_Assignment_.
Every line in the records below that holds the word "icon" is to be copied.

Extracted entries Block Start

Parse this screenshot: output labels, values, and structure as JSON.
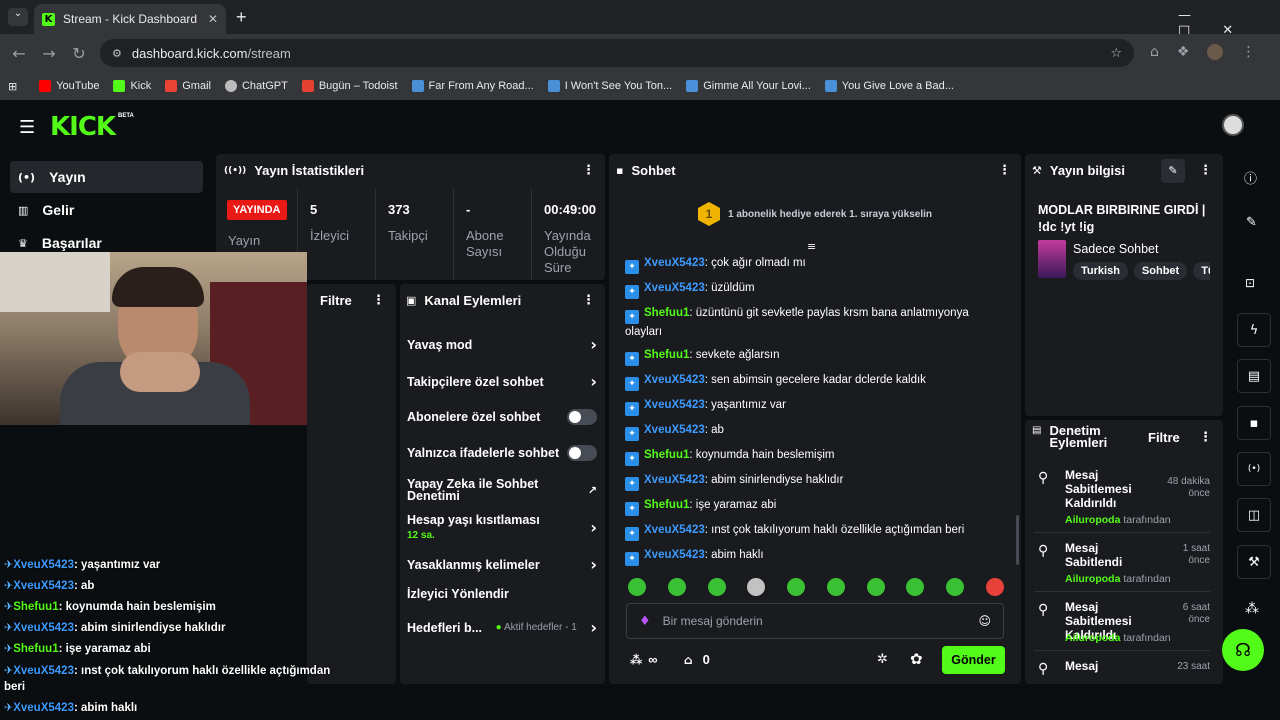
{
  "browser": {
    "tab_title": "Stream - Kick Dashboard",
    "tab_close": "✕",
    "new_tab": "+",
    "url_host": "dashboard.kick.com",
    "url_path": "/stream",
    "bookmarks": [
      {
        "label": "YouTube",
        "color": "#ff0000"
      },
      {
        "label": "Kick",
        "color": "#53fc18"
      },
      {
        "label": "Gmail",
        "color": "#ea4335"
      },
      {
        "label": "ChatGPT",
        "color": "#bbbbbb"
      },
      {
        "label": "Bugün – Todoist",
        "color": "#e44232"
      },
      {
        "label": "Far From Any Road...",
        "color": "#4a90d9"
      },
      {
        "label": "I Won't See You Ton...",
        "color": "#4a90d9"
      },
      {
        "label": "Gimme All Your Lovi...",
        "color": "#4a90d9"
      },
      {
        "label": "You Give Love a Bad...",
        "color": "#4a90d9"
      }
    ]
  },
  "kick": {
    "logo": "KICK",
    "beta": "BETA"
  },
  "sidebar": {
    "items": [
      {
        "label": "Yayın",
        "icon": "stream-icon"
      },
      {
        "label": "Gelir",
        "icon": "chart-icon"
      },
      {
        "label": "Başarılar",
        "icon": "trophy-icon"
      }
    ]
  },
  "stats": {
    "title": "Yayın İstatistikleri",
    "live_badge": "YAYINDA",
    "live_label": "Yayın",
    "viewers_value": "5",
    "viewers_label": "İzleyici",
    "followers_value": "373",
    "followers_label": "Takipçi",
    "subs_value": "-",
    "subs_label": "Abone Sayısı",
    "duration_value": "00:49:00",
    "duration_label": "Yayında Olduğu Süre"
  },
  "filter_panel": {
    "title": "Filtre"
  },
  "channel_actions": {
    "title": "Kanal Eylemleri",
    "slow_mode": "Yavaş mod",
    "followers_only": "Takipçilere özel sohbet",
    "subs_only": "Abonelere özel sohbet",
    "emote_only": "Yalnızca ifadelerle sohbet",
    "ai_moderation": "Yapay Zeka ile Sohbet Denetimi",
    "account_age": "Hesap yaşı kısıtlaması",
    "account_age_value": "12 sa.",
    "banned_words": "Yasaklanmış kelimeler",
    "host": "İzleyici Yönlendir",
    "goals": "Hedefleri b...",
    "goals_status": "Aktif hedefler - 1"
  },
  "chat": {
    "title": "Sohbet",
    "banner_num": "1",
    "banner": "1 abonelik hediye ederek 1. sıraya yükselin",
    "messages": [
      {
        "user": "XveuX5423",
        "text": ": çok ağır olmadı mı",
        "color": "blue"
      },
      {
        "user": "XveuX5423",
        "text": ": üzüldüm",
        "color": "blue"
      },
      {
        "user": "Shefuu1",
        "text": ": üzüntünü git sevketle paylas krsm bana anlatmıyonya olayları",
        "color": "green"
      },
      {
        "user": "Shefuu1",
        "text": ": sevkete ağlarsın",
        "color": "green"
      },
      {
        "user": "XveuX5423",
        "text": ": sen abimsin gecelere kadar dclerde kaldık",
        "color": "blue"
      },
      {
        "user": "XveuX5423",
        "text": ": yaşantımız var",
        "color": "blue"
      },
      {
        "user": "XveuX5423",
        "text": ": ab",
        "color": "blue"
      },
      {
        "user": "Shefuu1",
        "text": ": koynumda hain beslemişim",
        "color": "green"
      },
      {
        "user": "XveuX5423",
        "text": ": abim sinirlendiyse haklıdır",
        "color": "blue"
      },
      {
        "user": "Shefuu1",
        "text": ": işe yaramaz abi",
        "color": "green"
      },
      {
        "user": "XveuX5423",
        "text": ": ınst çok takılıyorum haklı özellikle açtığımdan beri",
        "color": "blue"
      },
      {
        "user": "XveuX5423",
        "text": ": abim haklı",
        "color": "blue"
      }
    ],
    "input_placeholder": "Bir mesaj gönderin",
    "points": "∞",
    "chest": "0",
    "send": "Gönder"
  },
  "stream_info": {
    "title": "Yayın bilgisi",
    "stream_title": "MODLAR BIRBIRINE GIRDİ | !dc !yt !ig",
    "category": "Sadece Sohbet",
    "tags": [
      "Turkish",
      "Sohbet",
      "Türk"
    ]
  },
  "moderation": {
    "title": "Denetim Eylemleri",
    "filter": "Filtre",
    "items": [
      {
        "action": "Mesaj Sabitlemesi Kaldırıldı",
        "by": "Ailuropoda",
        "by_suffix": "tarafından",
        "time": "48 dakika önce",
        "icon": "unpin-icon"
      },
      {
        "action": "Mesaj Sabitlendi",
        "by": "Ailuropoda",
        "by_suffix": "tarafından",
        "time": "1 saat önce",
        "icon": "pin-icon"
      },
      {
        "action": "Mesaj Sabitlemesi Kaldırıldı",
        "by": "Ailuropoda",
        "by_suffix": "tarafından",
        "time": "6 saat önce",
        "icon": "unpin-icon"
      },
      {
        "action": "Mesaj",
        "by": "",
        "by_suffix": "",
        "time": "23 saat",
        "icon": "pin-icon"
      }
    ]
  },
  "overlay_chat": [
    {
      "user": "XveuX5423",
      "text": "yaşantımız var",
      "color": "blue"
    },
    {
      "user": "XveuX5423",
      "text": "ab",
      "color": "blue"
    },
    {
      "user": "Shefuu1",
      "text": "koynumda hain beslemişim",
      "color": "green"
    },
    {
      "user": "XveuX5423",
      "text": "abim sinirlendiyse haklıdır",
      "color": "blue"
    },
    {
      "user": "Shefuu1",
      "text": "işe yaramaz abi",
      "color": "green"
    },
    {
      "user": "XveuX5423",
      "text": "ınst çok takılıyorum haklı özellikle açtığımdan beri",
      "color": "blue"
    },
    {
      "user": "XveuX5423",
      "text": "abim haklı",
      "color": "blue"
    }
  ],
  "colors": {
    "brand": "#53fc18",
    "live": "#e91916",
    "user_blue": "#3d9bff",
    "user_green": "#53fc18"
  }
}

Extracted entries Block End

_Reply_.
        "icon": "stream-icon"
        "icon": "chart-icon"
        "icon": "trophy-icon"
        "icon": "unpin-icon"
        "icon": "pin-icon"
        "icon": "unpin-icon"
        "icon": "pin-icon"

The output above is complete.